Your instructions ->
All of the records should be given again exactly as they appear.

[Data entries]
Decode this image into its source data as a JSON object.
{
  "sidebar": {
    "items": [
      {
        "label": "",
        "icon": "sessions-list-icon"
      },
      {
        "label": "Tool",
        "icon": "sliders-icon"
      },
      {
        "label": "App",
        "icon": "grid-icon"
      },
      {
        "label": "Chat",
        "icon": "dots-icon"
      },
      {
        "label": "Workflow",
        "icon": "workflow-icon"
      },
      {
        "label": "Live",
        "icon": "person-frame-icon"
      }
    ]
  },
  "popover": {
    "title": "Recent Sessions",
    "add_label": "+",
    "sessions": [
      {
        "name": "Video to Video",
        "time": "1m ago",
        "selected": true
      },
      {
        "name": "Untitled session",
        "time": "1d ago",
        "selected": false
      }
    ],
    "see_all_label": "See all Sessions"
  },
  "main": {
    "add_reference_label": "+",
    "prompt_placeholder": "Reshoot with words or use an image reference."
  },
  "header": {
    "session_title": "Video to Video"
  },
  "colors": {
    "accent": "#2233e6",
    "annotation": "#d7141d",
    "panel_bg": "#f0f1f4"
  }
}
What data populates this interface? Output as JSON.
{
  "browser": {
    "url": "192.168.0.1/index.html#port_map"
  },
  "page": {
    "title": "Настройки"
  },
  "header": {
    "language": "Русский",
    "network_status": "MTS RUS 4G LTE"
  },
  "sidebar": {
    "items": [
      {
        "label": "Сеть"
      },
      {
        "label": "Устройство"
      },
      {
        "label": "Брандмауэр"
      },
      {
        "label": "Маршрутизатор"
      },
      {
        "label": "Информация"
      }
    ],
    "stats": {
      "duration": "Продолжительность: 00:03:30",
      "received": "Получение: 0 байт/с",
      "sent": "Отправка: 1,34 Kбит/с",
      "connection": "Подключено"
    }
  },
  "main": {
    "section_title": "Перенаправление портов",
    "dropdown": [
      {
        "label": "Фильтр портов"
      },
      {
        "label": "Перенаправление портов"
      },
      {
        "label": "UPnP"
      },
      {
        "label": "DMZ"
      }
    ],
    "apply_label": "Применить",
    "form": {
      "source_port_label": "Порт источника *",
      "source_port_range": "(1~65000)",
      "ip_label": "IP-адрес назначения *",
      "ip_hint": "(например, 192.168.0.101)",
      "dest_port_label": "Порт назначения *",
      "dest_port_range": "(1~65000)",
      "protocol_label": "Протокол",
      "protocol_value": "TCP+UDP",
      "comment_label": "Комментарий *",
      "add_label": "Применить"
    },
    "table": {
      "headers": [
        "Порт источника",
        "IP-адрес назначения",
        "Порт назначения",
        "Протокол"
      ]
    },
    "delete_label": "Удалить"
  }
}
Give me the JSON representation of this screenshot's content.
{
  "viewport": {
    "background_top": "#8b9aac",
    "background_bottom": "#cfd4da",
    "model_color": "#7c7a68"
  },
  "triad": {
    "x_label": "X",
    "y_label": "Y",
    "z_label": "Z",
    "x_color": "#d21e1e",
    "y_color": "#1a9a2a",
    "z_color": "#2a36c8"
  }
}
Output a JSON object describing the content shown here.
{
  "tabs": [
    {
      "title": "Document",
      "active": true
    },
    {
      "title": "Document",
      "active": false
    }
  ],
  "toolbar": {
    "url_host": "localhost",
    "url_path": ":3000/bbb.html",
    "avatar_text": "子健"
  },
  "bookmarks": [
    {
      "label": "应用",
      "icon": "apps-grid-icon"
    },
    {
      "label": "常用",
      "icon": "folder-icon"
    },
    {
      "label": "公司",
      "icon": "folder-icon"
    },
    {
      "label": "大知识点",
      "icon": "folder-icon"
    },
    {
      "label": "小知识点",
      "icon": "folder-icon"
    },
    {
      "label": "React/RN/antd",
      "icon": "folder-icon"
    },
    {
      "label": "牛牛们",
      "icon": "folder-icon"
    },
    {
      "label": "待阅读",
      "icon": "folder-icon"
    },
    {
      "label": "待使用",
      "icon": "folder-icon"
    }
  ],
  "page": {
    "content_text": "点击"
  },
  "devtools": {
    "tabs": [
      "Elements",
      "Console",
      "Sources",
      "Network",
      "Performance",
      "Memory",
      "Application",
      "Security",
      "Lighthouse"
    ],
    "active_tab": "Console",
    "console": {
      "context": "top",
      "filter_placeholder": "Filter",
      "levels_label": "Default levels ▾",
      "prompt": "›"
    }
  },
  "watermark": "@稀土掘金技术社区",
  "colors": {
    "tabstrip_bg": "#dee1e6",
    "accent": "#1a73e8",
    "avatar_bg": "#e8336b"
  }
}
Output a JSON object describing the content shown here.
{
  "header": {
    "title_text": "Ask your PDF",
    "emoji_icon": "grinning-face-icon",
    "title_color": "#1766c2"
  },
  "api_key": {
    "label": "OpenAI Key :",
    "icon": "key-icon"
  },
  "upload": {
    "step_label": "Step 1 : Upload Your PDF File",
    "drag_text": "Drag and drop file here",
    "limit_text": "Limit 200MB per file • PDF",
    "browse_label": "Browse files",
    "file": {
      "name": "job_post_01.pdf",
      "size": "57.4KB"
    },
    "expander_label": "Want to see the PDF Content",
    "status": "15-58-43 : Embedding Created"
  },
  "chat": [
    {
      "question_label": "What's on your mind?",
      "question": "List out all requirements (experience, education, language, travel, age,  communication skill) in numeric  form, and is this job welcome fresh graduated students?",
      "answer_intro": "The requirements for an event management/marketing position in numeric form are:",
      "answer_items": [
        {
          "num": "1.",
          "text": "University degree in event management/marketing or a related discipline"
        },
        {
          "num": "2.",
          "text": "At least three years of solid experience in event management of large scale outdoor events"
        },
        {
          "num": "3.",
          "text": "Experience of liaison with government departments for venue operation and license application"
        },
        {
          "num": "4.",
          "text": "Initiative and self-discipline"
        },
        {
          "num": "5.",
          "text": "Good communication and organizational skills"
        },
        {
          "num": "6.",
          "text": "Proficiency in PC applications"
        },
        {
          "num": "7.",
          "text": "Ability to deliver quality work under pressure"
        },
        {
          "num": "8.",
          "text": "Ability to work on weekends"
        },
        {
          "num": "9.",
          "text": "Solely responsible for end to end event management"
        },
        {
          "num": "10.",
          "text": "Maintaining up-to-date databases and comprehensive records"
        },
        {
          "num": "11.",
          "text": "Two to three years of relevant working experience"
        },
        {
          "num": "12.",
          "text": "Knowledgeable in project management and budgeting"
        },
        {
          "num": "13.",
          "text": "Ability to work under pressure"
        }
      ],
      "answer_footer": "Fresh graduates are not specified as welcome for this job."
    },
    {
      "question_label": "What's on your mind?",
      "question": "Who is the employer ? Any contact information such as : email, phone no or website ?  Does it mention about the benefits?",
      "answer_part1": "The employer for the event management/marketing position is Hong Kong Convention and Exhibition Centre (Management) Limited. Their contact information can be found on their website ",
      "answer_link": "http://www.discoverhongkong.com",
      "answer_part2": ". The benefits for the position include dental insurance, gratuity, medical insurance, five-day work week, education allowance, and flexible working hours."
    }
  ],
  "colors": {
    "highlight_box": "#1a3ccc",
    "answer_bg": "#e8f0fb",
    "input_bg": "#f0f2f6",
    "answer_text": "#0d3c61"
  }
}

Worked solution ->
Decode this image into its source data as a JSON object.
{
  "sidebar": {
    "items": [
      {
        "label": "",
        "icon": "sessions-list-icon"
      },
      {
        "label": "Tool",
        "icon": "sliders-icon"
      },
      {
        "label": "App",
        "icon": "grid-icon"
      },
      {
        "label": "Chat",
        "icon": "dots-icon"
      },
      {
        "label": "Workflow",
        "icon": "workflow-icon"
      },
      {
        "label": "Live",
        "icon": "person-frame-icon"
      }
    ]
  },
  "popover": {
    "title": "Recent Sessions",
    "add_label": "+",
    "sessions": [
      {
        "name": "Video to Video",
        "time": "1m ago",
        "selected": true
      },
      {
        "name": "Untitled session",
        "time": "1d ago",
        "selected": false
      }
    ],
    "see_all_label": "See all Sessions"
  },
  "main": {
    "add_reference_label": "+",
    "prompt_placeholder": "Reshoot with words or use an image reference."
  },
  "header": {
    "session_title": "Video to Video"
  },
  "colors": {
    "accent": "#2233e6",
    "annotation": "#d7141d",
    "panel_bg": "#f0f1f4"
  }
}
What data populates this interface? Output as JSON.
{
  "browser": {
    "url": "192.168.0.1/index.html#port_map"
  },
  "page": {
    "title": "Настройки"
  },
  "header": {
    "language": "Русский",
    "network_status": "MTS RUS 4G LTE"
  },
  "sidebar": {
    "items": [
      {
        "label": "Сеть"
      },
      {
        "label": "Устройство"
      },
      {
        "label": "Брандмауэр"
      },
      {
        "label": "Маршрутизатор"
      },
      {
        "label": "Информация"
      }
    ],
    "stats": {
      "duration": "Продолжительность: 00:03:30",
      "received": "Получение: 0 байт/с",
      "sent": "Отправка: 1,34 Kбит/с",
      "connection": "Подключено"
    }
  },
  "main": {
    "section_title": "Перенаправление портов",
    "dropdown": [
      {
        "label": "Фильтр портов"
      },
      {
        "label": "Перенаправление портов"
      },
      {
        "label": "UPnP"
      },
      {
        "label": "DMZ"
      }
    ],
    "apply_label": "Применить",
    "form": {
      "source_port_label": "Порт источника *",
      "source_port_range": "(1~65000)",
      "ip_label": "IP-адрес назначения *",
      "ip_hint": "(например, 192.168.0.101)",
      "dest_port_label": "Порт назначения *",
      "dest_port_range": "(1~65000)",
      "protocol_label": "Протокол",
      "protocol_value": "TCP+UDP",
      "comment_label": "Комментарий *",
      "add_label": "Применить"
    },
    "table": {
      "headers": [
        "Порт источника",
        "IP-адрес назначения",
        "Порт назначения",
        "Протокол"
      ]
    },
    "delete_label": "Удалить"
  }
}
Give me the JSON representation of this screenshot's content.
{
  "viewport": {
    "background_top": "#8b9aac",
    "background_bottom": "#cfd4da",
    "model_color": "#7c7a68"
  },
  "triad": {
    "x_label": "X",
    "y_label": "Y",
    "z_label": "Z",
    "x_color": "#d21e1e",
    "y_color": "#1a9a2a",
    "z_color": "#2a36c8"
  }
}
Output a JSON object describing the content shown here.
{
  "tabs": [
    {
      "title": "Document",
      "active": true
    },
    {
      "title": "Document",
      "active": false
    }
  ],
  "toolbar": {
    "url_host": "localhost",
    "url_path": ":3000/bbb.html",
    "avatar_text": "子健"
  },
  "bookmarks": [
    {
      "label": "应用",
      "icon": "apps-grid-icon"
    },
    {
      "label": "常用",
      "icon": "folder-icon"
    },
    {
      "label": "公司",
      "icon": "folder-icon"
    },
    {
      "label": "大知识点",
      "icon": "folder-icon"
    },
    {
      "label": "小知识点",
      "icon": "folder-icon"
    },
    {
      "label": "React/RN/antd",
      "icon": "folder-icon"
    },
    {
      "label": "牛牛们",
      "icon": "folder-icon"
    },
    {
      "label": "待阅读",
      "icon": "folder-icon"
    },
    {
      "label": "待使用",
      "icon": "folder-icon"
    }
  ],
  "page": {
    "content_text": "点击"
  },
  "devtools": {
    "tabs": [
      "Elements",
      "Console",
      "Sources",
      "Network",
      "Performance",
      "Memory",
      "Application",
      "Security",
      "Lighthouse"
    ],
    "active_tab": "Console",
    "console": {
      "context": "top",
      "filter_placeholder": "Filter",
      "levels_label": "Default levels ▾",
      "prompt": "›"
    }
  },
  "watermark": "@稀土掘金技术社区",
  "colors": {
    "tabstrip_bg": "#dee1e6",
    "accent": "#1a73e8",
    "avatar_bg": "#e8336b"
  }
}
Output a JSON object describing the content shown here.
{
  "header": {
    "title_text": "Ask your PDF",
    "emoji_icon": "grinning-face-icon",
    "title_color": "#1766c2"
  },
  "api_key": {
    "label": "OpenAI Key :",
    "icon": "key-icon"
  },
  "upload": {
    "step_label": "Step 1 : Upload Your PDF File",
    "drag_text": "Drag and drop file here",
    "limit_text": "Limit 200MB per file • PDF",
    "browse_label": "Browse files",
    "file": {
      "name": "job_post_01.pdf",
      "size": "57.4KB"
    },
    "expander_label": "Want to see the PDF Content",
    "status": "15-58-43 : Embedding Created"
  },
  "chat": [
    {
      "question_label": "What's on your mind?",
      "question": "List out all requirements (experience, education, language, travel, age,  communication skill) in numeric  form, and is this job welcome fresh graduated students?",
      "answer_intro": "The requirements for an event management/marketing position in numeric form are:",
      "answer_items": [
        {
          "num": "1.",
          "text": "University degree in event management/marketing or a related discipline"
        },
        {
          "num": "2.",
          "text": "At least three years of solid experience in event management of large scale outdoor events"
        },
        {
          "num": "3.",
          "text": "Experience of liaison with government departments for venue operation and license application"
        },
        {
          "num": "4.",
          "text": "Initiative and self-discipline"
        },
        {
          "num": "5.",
          "text": "Good communication and organizational skills"
        },
        {
          "num": "6.",
          "text": "Proficiency in PC applications"
        },
        {
          "num": "7.",
          "text": "Ability to deliver quality work under pressure"
        },
        {
          "num": "8.",
          "text": "Ability to work on weekends"
        },
        {
          "num": "9.",
          "text": "Solely responsible for end to end event management"
        },
        {
          "num": "10.",
          "text": "Maintaining up-to-date databases and comprehensive records"
        },
        {
          "num": "11.",
          "text": "Two to three years of relevant working experience"
        },
        {
          "num": "12.",
          "text": "Knowledgeable in project management and budgeting"
        },
        {
          "num": "13.",
          "text": "Ability to work under pressure"
        }
      ],
      "answer_footer": "Fresh graduates are not specified as welcome for this job."
    },
    {
      "question_label": "What's on your mind?",
      "question": "Who is the employer ? Any contact information such as : email, phone no or website ?  Does it mention about the benefits?",
      "answer_part1": "The employer for the event management/marketing position is Hong Kong Convention and Exhibition Centre (Management) Limited. Their contact information can be found on their website ",
      "answer_link": "http://www.discoverhongkong.com",
      "answer_part2": ". The benefits for the position include dental insurance, gratuity, medical insurance, five-day work week, education allowance, and flexible working hours."
    }
  ],
  "colors": {
    "highlight_box": "#1a3ccc",
    "answer_bg": "#e8f0fb",
    "input_bg": "#f0f2f6",
    "answer_text": "#0d3c61"
  }
}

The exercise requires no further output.